As we approach the tailend of summer break, parents can anticipate their kids asking questions about the 2021-2022 school year. 2020 introduced children to a drastically different learning environment as a result of COVID-19 restrictions. Some school districts chose to stay entirely remote while others went with a hybrid in-person model.
If there’s one thing we know as pediatricians and parents, it’s that change can impact a child’s mental, emotional, and physical health. And as we prepare for a new school year, everything is about to change… again.
One of the best ways you can prepare your children for change of any kind is to keep an open dialogue. Start talking about the new school year today. Don’t wait until a week or two before the first bell rings.

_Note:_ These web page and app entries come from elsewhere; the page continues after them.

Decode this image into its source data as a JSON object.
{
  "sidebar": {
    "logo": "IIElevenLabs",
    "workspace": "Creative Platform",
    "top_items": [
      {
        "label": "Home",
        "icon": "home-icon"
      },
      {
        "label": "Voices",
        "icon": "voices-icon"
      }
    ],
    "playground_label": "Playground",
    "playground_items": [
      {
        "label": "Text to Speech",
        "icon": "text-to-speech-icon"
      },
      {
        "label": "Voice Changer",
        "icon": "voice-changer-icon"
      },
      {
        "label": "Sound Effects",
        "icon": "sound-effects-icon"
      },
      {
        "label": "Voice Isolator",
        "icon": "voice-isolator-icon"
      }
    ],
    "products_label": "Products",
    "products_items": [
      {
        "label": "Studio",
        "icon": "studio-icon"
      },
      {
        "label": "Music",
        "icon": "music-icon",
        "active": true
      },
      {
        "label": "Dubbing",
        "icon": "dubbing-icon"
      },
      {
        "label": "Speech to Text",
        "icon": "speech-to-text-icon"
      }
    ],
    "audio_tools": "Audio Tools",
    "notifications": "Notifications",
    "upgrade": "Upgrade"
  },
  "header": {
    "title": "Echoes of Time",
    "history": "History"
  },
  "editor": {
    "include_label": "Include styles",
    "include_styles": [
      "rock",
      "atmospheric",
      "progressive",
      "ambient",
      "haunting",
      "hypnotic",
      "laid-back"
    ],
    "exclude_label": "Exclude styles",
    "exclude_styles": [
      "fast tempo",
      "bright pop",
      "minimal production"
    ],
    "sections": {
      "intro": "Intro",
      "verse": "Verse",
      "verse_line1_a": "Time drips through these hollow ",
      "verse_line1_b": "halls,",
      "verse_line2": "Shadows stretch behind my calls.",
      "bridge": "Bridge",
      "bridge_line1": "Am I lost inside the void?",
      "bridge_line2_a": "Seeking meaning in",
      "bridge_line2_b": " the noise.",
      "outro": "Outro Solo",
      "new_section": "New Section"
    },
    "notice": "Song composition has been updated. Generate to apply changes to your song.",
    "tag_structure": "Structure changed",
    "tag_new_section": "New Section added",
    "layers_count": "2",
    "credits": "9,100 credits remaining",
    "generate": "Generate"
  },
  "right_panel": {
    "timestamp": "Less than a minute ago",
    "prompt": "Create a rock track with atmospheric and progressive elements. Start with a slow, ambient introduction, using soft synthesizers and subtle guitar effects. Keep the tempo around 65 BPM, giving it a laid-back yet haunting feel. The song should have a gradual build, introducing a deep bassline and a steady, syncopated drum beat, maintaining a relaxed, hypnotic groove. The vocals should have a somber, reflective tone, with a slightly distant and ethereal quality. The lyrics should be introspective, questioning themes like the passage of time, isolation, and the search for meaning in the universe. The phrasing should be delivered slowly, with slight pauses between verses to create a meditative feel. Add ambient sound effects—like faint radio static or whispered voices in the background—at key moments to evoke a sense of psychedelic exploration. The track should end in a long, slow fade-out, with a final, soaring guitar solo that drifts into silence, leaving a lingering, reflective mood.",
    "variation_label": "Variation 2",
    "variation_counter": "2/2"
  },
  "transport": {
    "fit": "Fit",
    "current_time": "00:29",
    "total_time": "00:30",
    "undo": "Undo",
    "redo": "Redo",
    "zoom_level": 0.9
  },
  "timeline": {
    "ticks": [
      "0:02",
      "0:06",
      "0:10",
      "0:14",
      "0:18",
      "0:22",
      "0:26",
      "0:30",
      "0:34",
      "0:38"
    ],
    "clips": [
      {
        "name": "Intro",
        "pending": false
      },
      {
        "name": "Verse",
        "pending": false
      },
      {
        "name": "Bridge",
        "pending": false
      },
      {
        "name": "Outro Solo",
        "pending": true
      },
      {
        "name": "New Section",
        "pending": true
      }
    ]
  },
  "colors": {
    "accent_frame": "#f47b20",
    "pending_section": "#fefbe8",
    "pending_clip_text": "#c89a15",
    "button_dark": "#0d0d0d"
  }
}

How to Prepare Your Child For a “Post-Pandemic” School Year
Ask Open-Ended Questions
One of the mistakes we sometimes make as parents is asking our kids close-ended, yes or no, questions. When talking to your kids about the upcoming school year, keep your questions open. For example, try and avoid questions like, “Are you nervous about the school year?” This can be answered with a yes or no response and also dictates a specific feeling they have to respond to. Instead, try asking, “What are your feelings about going back to school this year?”
Don’t Interrupt or Over Respond
Make sure you are giving your children enough time to respond to questions (particularly young children). Pauses can feel uncomfortable, but don’t rush in to fill the gap in silence. Be patient. Give your children time to explore their feelings. Young children are still growing their vocabulary, and sometimes they don’t have the right words to express their feelings. They need to search a little more and that takes time.
Teenagers can take long pauses in conversation for different reasons. That’s why it’s important to not over respond to their thoughts or concerns. Instead, listen to them, and validate their feelings. “It’s ok to feel that way. Thank you for telling me how you feel.”
It likely comes as no surprise to you that children often do things on their own time. Even if you’re ready to have a meaningful conversation, your child may not be. So be available and be flexible. Remind your teenager or young child that you’re always here for them and ready to listen.
Remind them frequently!
Watch for Signs of Anxiety
When young children or teens internalize stress, the anxiety can present itself both emotionally and physically. As the new school year approaches, watch for symptoms of anxiety and stress. This can include (not limited to):
- Sleep disruption
- Lack of appetite
- Mood swings
- Sudden skin irritation, breakouts
- Unusually quiet or withdrawn
Reassure & Stay Positive
One of the best ways to naturally soothe typical anxiety is to keep your dialogue calm, reassuring, and positive. 2020 was an incredibly challenging year for both children and parents. We know you have personal feelings with regard to the previous school year and the upcoming year.
Still, it’s important to keep your dialogue about school positive when speaking with your kids. You don’t want to confuse your children or teenagers about the value of their education. Reassure your children constantly that their education is important to their development and future.
Their Personal Health is Private
“Did you get vaccinated for COVID?” It’s likely you have had an acquaintance or even complete stranger ask you this question within the last three months.
As your children prepare for a return to in-person learning, make sure they know their rights. Your child’s personal health information is private. They are not required to share this information with fellow classmates or teachers. Currently, under Illinois state law, children are not being required to get the COVID-19 vaccine to return to in-person learning.
Start the School Year Feeling Great!
We’re ready to help guide your family into a new school year. Contact us to schedule your child’s yearly physical exam and bring your questions about Covid-19 and in-person learning.